### [RAW DATA]
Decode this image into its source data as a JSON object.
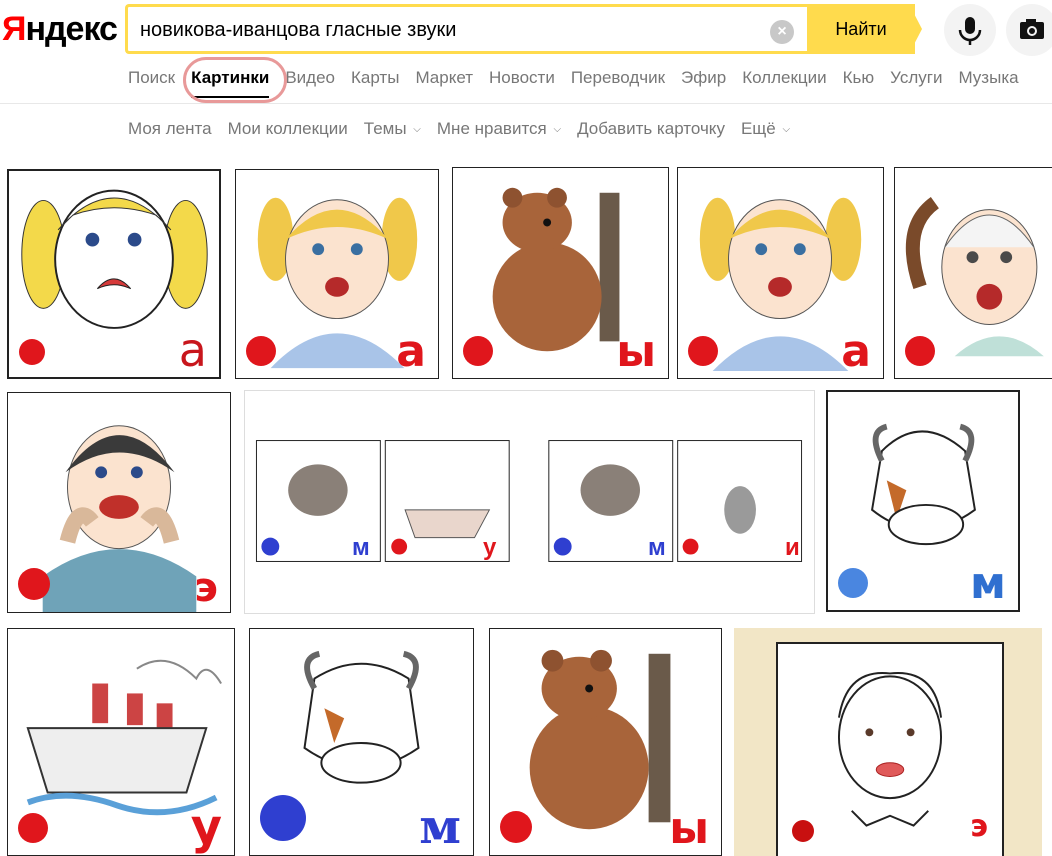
{
  "header": {
    "logo_first": "Я",
    "logo_rest": "ндекс",
    "search_value": "новикова-иванцова гласные звуки",
    "clear_label": "×",
    "find_label": "Найти"
  },
  "nav": {
    "tabs": [
      "Поиск",
      "Картинки",
      "Видео",
      "Карты",
      "Маркет",
      "Новости",
      "Переводчик",
      "Эфир",
      "Коллекции",
      "Кью",
      "Услуги",
      "Музыка"
    ]
  },
  "subnav": {
    "items": [
      "Моя лента",
      "Мои коллекции",
      "Темы",
      "Мне нравится",
      "Добавить карточку",
      "Ещё"
    ],
    "caret": "⌵"
  },
  "results": {
    "row1": [
      {
        "letter": "а",
        "subject": "crying-girl-sketch"
      },
      {
        "letter": "а",
        "subject": "crying-girl"
      },
      {
        "letter": "ы",
        "subject": "bear"
      },
      {
        "letter": "а",
        "subject": "crying-girl"
      },
      {
        "letter": "",
        "subject": "girl-toothache"
      }
    ],
    "row2": [
      {
        "letter": "э",
        "subject": "boy-calling"
      },
      {
        "letters": [
          "м",
          "у",
          "м",
          "и"
        ],
        "subject": "strip-cow-ship-cow-hare"
      },
      {
        "letter": "м",
        "subject": "cow"
      }
    ],
    "row3": [
      {
        "letter": "у",
        "subject": "ship"
      },
      {
        "letter": "м",
        "subject": "cow"
      },
      {
        "letter": "ы",
        "subject": "bear"
      },
      {
        "letter": "э",
        "subject": "boy-face"
      }
    ]
  },
  "colors": {
    "brand_yellow": "#ffdb4d",
    "red_vowel": "#e0161c",
    "blue_consonant": "#2f3fd0"
  }
}
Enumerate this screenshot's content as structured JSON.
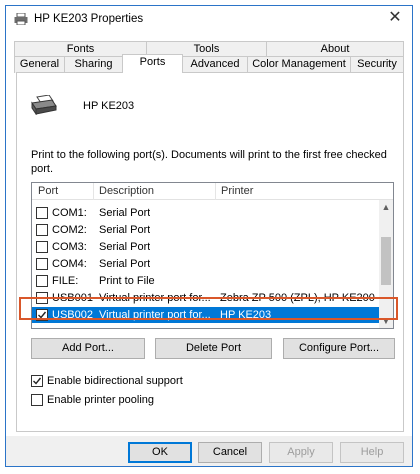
{
  "window": {
    "title": "HP KE203 Properties",
    "close_icon": "close-icon"
  },
  "tabs_row1": [
    "Fonts",
    "Tools",
    "About"
  ],
  "tabs_row2": [
    "General",
    "Sharing",
    "Ports",
    "Advanced",
    "Color Management",
    "Security"
  ],
  "active_tab": "Ports",
  "printer": {
    "name": "HP KE203"
  },
  "description": "Print to the following port(s). Documents will print to the first free checked port.",
  "ports_list": {
    "columns": [
      "Port",
      "Description",
      "Printer"
    ],
    "rows": [
      {
        "checked": false,
        "port": "COM1:",
        "description": "Serial Port",
        "printer": ""
      },
      {
        "checked": false,
        "port": "COM2:",
        "description": "Serial Port",
        "printer": ""
      },
      {
        "checked": false,
        "port": "COM3:",
        "description": "Serial Port",
        "printer": ""
      },
      {
        "checked": false,
        "port": "COM4:",
        "description": "Serial Port",
        "printer": ""
      },
      {
        "checked": false,
        "port": "FILE:",
        "description": "Print to File",
        "printer": ""
      },
      {
        "checked": false,
        "port": "USB001",
        "description": "Virtual printer port for...",
        "printer": "Zebra ZP 500 (ZPL), HP KE200"
      },
      {
        "checked": true,
        "port": "USB002",
        "description": "Virtual printer port for...",
        "printer": "HP KE203",
        "selected": true
      }
    ]
  },
  "port_buttons": {
    "add": "Add Port...",
    "delete": "Delete Port",
    "configure": "Configure Port..."
  },
  "options": {
    "bidirectional": {
      "label": "Enable bidirectional support",
      "checked": true
    },
    "pooling": {
      "label": "Enable printer pooling",
      "checked": false
    }
  },
  "footer_buttons": {
    "ok": "OK",
    "cancel": "Cancel",
    "apply": "Apply",
    "help": "Help"
  },
  "colors": {
    "selection": "#0078d7",
    "highlight_box": "#d9572a",
    "window_border": "#2b74c8"
  }
}
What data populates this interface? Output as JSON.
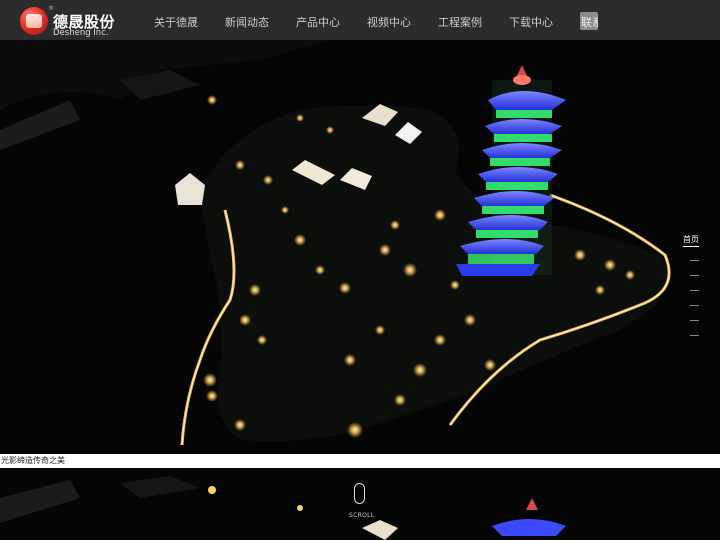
{
  "brand": {
    "name_cn": "德晟股份",
    "name_en": "Desheng Inc.",
    "registered_mark": "®"
  },
  "nav": {
    "items": [
      "关于德晟",
      "新闻动态",
      "产品中心",
      "视频中心",
      "工程案例",
      "下载中心"
    ],
    "contact_label": "联系我们"
  },
  "hero": {
    "caption": "光影缔造传奇之美"
  },
  "side_pager": {
    "home_label": "首页",
    "dot_count": 5
  },
  "scroll": {
    "label": "SCROLL"
  },
  "colors": {
    "header_bg": "#2b2b2b",
    "pagoda_blue": "#3a4bff",
    "pagoda_green": "#3bff7a",
    "light_gold": "#ffcf6a"
  }
}
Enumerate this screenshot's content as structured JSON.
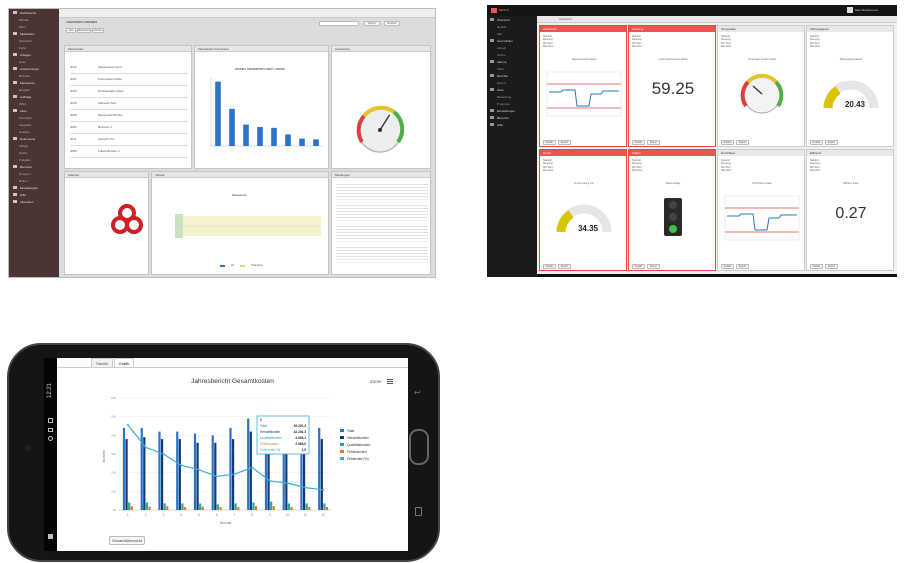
{
  "desktop": {
    "sidebar_items": [
      {
        "label": "Dashboards",
        "sub": false
      },
      {
        "label": "Module",
        "sub": true
      },
      {
        "label": "Mein",
        "sub": true
      },
      {
        "label": "Meßstellen",
        "sub": false
      },
      {
        "label": "Übersicht",
        "sub": true
      },
      {
        "label": "Karte",
        "sub": true
      },
      {
        "label": "Anlagen",
        "sub": false
      },
      {
        "label": "Liste",
        "sub": true
      },
      {
        "label": "Auswertungen",
        "sub": false
      },
      {
        "label": "Berichte",
        "sub": true
      },
      {
        "label": "Messwerte",
        "sub": false
      },
      {
        "label": "Eingabe",
        "sub": true
      },
      {
        "label": "Aufträge",
        "sub": false
      },
      {
        "label": "Offen",
        "sub": true
      },
      {
        "label": "Ziele",
        "sub": false
      },
      {
        "label": "Kennzahl",
        "sub": true
      },
      {
        "label": "Vergleich",
        "sub": true
      },
      {
        "label": "Analyse",
        "sub": true
      },
      {
        "label": "Dokumente",
        "sub": false
      },
      {
        "label": "Ablage",
        "sub": true
      },
      {
        "label": "Suche",
        "sub": true
      },
      {
        "label": "Freigabe",
        "sub": true
      },
      {
        "label": "Benutzer",
        "sub": false
      },
      {
        "label": "Gruppen",
        "sub": true
      },
      {
        "label": "Rollen",
        "sub": true
      },
      {
        "label": "Einstellungen",
        "sub": false
      },
      {
        "label": "Hilfe",
        "sub": false
      },
      {
        "label": "Abmelden",
        "sub": false
      }
    ],
    "header_title": "Dashboard Standard",
    "header_buttons": [
      "Neu",
      "Bearbeiten",
      "Löschen"
    ],
    "top_right_buttons": [
      "Export",
      "Drucken"
    ],
    "panels": {
      "list_title": "Messstellen",
      "bar_title": "Messstellen Kennwerte",
      "bar_chart_title": "Anzahl Meßstellen nach Status",
      "gauge_title": "Auslastung",
      "map_title": "Standort",
      "timeline_title": "Verlauf",
      "timeline_chart_title": "Messwerte",
      "news_title": "Meldungen"
    },
    "list_rows": [
      {
        "id": "0012",
        "text": "Wasserwerk Nord"
      },
      {
        "id": "0021",
        "text": "Pumpstation Mitte"
      },
      {
        "id": "0033",
        "text": "Hochbehälter West"
      },
      {
        "id": "0045",
        "text": "Klärwerk Süd"
      },
      {
        "id": "0058",
        "text": "Messpunkt Brücke"
      },
      {
        "id": "0063",
        "text": "Brunnen 4"
      },
      {
        "id": "0071",
        "text": "Schacht Ost"
      },
      {
        "id": "0089",
        "text": "Zulauf Becken 2"
      }
    ],
    "bar_values": [
      78,
      45,
      26,
      23,
      22,
      14,
      9,
      8
    ],
    "gauge_value": 62,
    "legend": [
      "Ist",
      "Planwert"
    ]
  },
  "red_dashboard": {
    "brand": "NEXUS",
    "user": "Max Mustermann",
    "tab": "Übersicht",
    "sidebar_items": [
      {
        "label": "Übersicht",
        "sub": false
      },
      {
        "label": "Details",
        "sub": true
      },
      {
        "label": "Alle",
        "sub": true
      },
      {
        "label": "Kennzahlen",
        "sub": false
      },
      {
        "label": "Aktuell",
        "sub": true
      },
      {
        "label": "Archiv",
        "sub": true
      },
      {
        "label": "Alarme",
        "sub": false
      },
      {
        "label": "Offen",
        "sub": true
      },
      {
        "label": "Berichte",
        "sub": false
      },
      {
        "label": "Export",
        "sub": true
      },
      {
        "label": "Ziele",
        "sub": false
      },
      {
        "label": "Bewertung",
        "sub": true
      },
      {
        "label": "Prognose",
        "sub": true
      },
      {
        "label": "Einstellungen",
        "sub": false
      },
      {
        "label": "Benutzer",
        "sub": false
      },
      {
        "label": "Hilfe",
        "sub": false
      }
    ],
    "cards": [
      {
        "title": "Verbrauch",
        "alert": true,
        "kind": "line",
        "caption": "Tagesverbrauch aktuell"
      },
      {
        "title": "Leistung",
        "alert": true,
        "kind": "number",
        "caption": "Leistung Erzeugung aktuell",
        "value": "59.25"
      },
      {
        "title": "Temperatur",
        "alert": false,
        "kind": "gauge",
        "caption": "Temperatur Kessel Vorlauf"
      },
      {
        "title": "Wirkungsgrad",
        "alert": false,
        "kind": "half",
        "caption": "Wirkungsgrad aktuell",
        "value": "20.43"
      },
      {
        "title": "Druck",
        "alert": true,
        "kind": "half",
        "caption": "Druck Leitung Ost",
        "value": "34.35"
      },
      {
        "title": "Status",
        "alert": true,
        "kind": "light",
        "caption": "Status Anlage"
      },
      {
        "title": "Durchfluss",
        "alert": false,
        "kind": "line",
        "caption": "Durchfluss Verlauf"
      },
      {
        "title": "Effizienz",
        "alert": false,
        "kind": "number",
        "caption": "Effizienz Index",
        "value": "0.27"
      }
    ],
    "card_fields": [
      "Standort",
      "Messung",
      "Min Wert",
      "Max Wert"
    ],
    "card_buttons": [
      "Details",
      "Export"
    ]
  },
  "phone": {
    "tabs": [
      "Tabelle",
      "Grafik"
    ],
    "active_tab": 1,
    "zoom_label": "Zoom",
    "bottom_button": "Gesamtübersicht",
    "status_time": "12:21",
    "chart_data": {
      "type": "bar",
      "title": "Jahresbericht Gesamtkosten",
      "xlabel": "Monat",
      "ylabel": "Kosten",
      "categories": [
        "1",
        "2",
        "3",
        "4",
        "5",
        "6",
        "7",
        "8",
        "9",
        "10",
        "11",
        "12"
      ],
      "ylim": [
        0,
        60000
      ],
      "series": [
        {
          "name": "Total",
          "values": [
            44000,
            44000,
            42000,
            42000,
            41000,
            40000,
            44000,
            49000,
            50000,
            44000,
            44000,
            44000
          ]
        },
        {
          "name": "Herstellkosten",
          "values": [
            38000,
            39000,
            38000,
            38000,
            36000,
            36000,
            38000,
            42000,
            43000,
            38000,
            39000,
            38000
          ]
        },
        {
          "name": "Qualitätskosten",
          "values": [
            4000,
            4000,
            3500,
            3500,
            3500,
            3000,
            3500,
            4000,
            4500,
            3500,
            3500,
            3500
          ]
        },
        {
          "name": "Fehlerkosten",
          "values": [
            2000,
            1800,
            2000,
            1500,
            1800,
            1500,
            1600,
            2000,
            2000,
            1700,
            1600,
            1600
          ]
        },
        {
          "name": "Fehlerrate (%)",
          "values": [
            3.8,
            2.8,
            2.5,
            2.0,
            1.8,
            1.5,
            1.6,
            1.9,
            1.3,
            1.2,
            1.0,
            0.9
          ]
        }
      ],
      "y2lim": [
        0,
        5
      ],
      "tooltip": {
        "header": "8",
        "rows": [
          [
            "Total",
            "49.220,4"
          ],
          [
            "Herstellkosten",
            "42.246,3"
          ],
          [
            "Qualitätskosten",
            "4.906,1"
          ],
          [
            "Fehlerkosten",
            "2.068,0"
          ],
          [
            "Fehlerrate (%)",
            "1,9"
          ]
        ]
      }
    }
  },
  "colors": {
    "accent_red": "#e9564f",
    "bar_blue": "#2a73c9",
    "dark_blue": "#123b6e",
    "teal": "#2aa6a0",
    "orange": "#e07b1f",
    "gauge_yellow": "#d9c400"
  }
}
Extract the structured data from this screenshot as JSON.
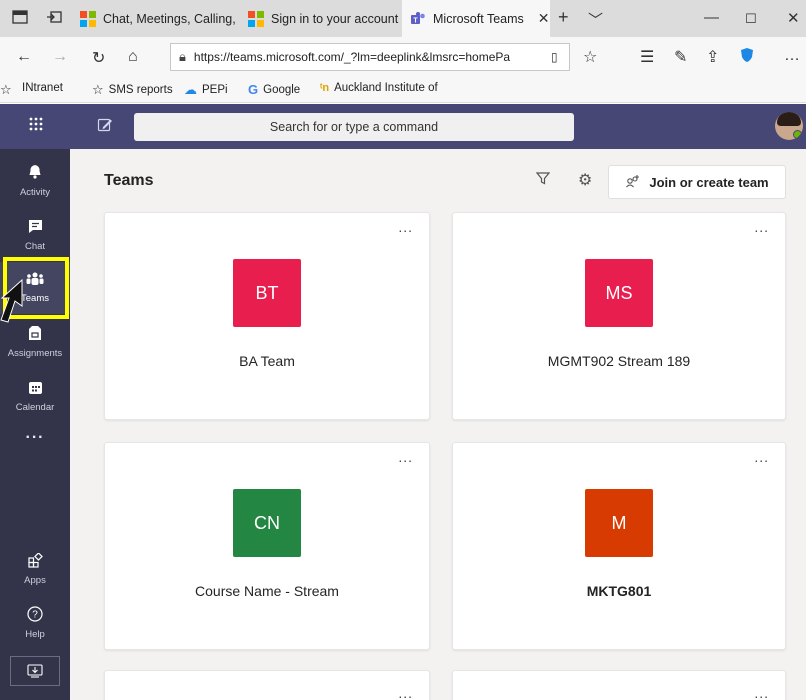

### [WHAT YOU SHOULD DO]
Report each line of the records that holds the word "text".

### [RESULT BELOW]
        "text": "Wasserwerk Nord"
        "text": "Pumpstation Mitte"
        "text": "Hochbehälter West"
        "text": "Klärwerk Süd"
        "text": "Messpunkt Brücke"
        "text": "Brunnen 4"
        "text": "Schacht Ost"
        "text": "Zulauf Becken 2"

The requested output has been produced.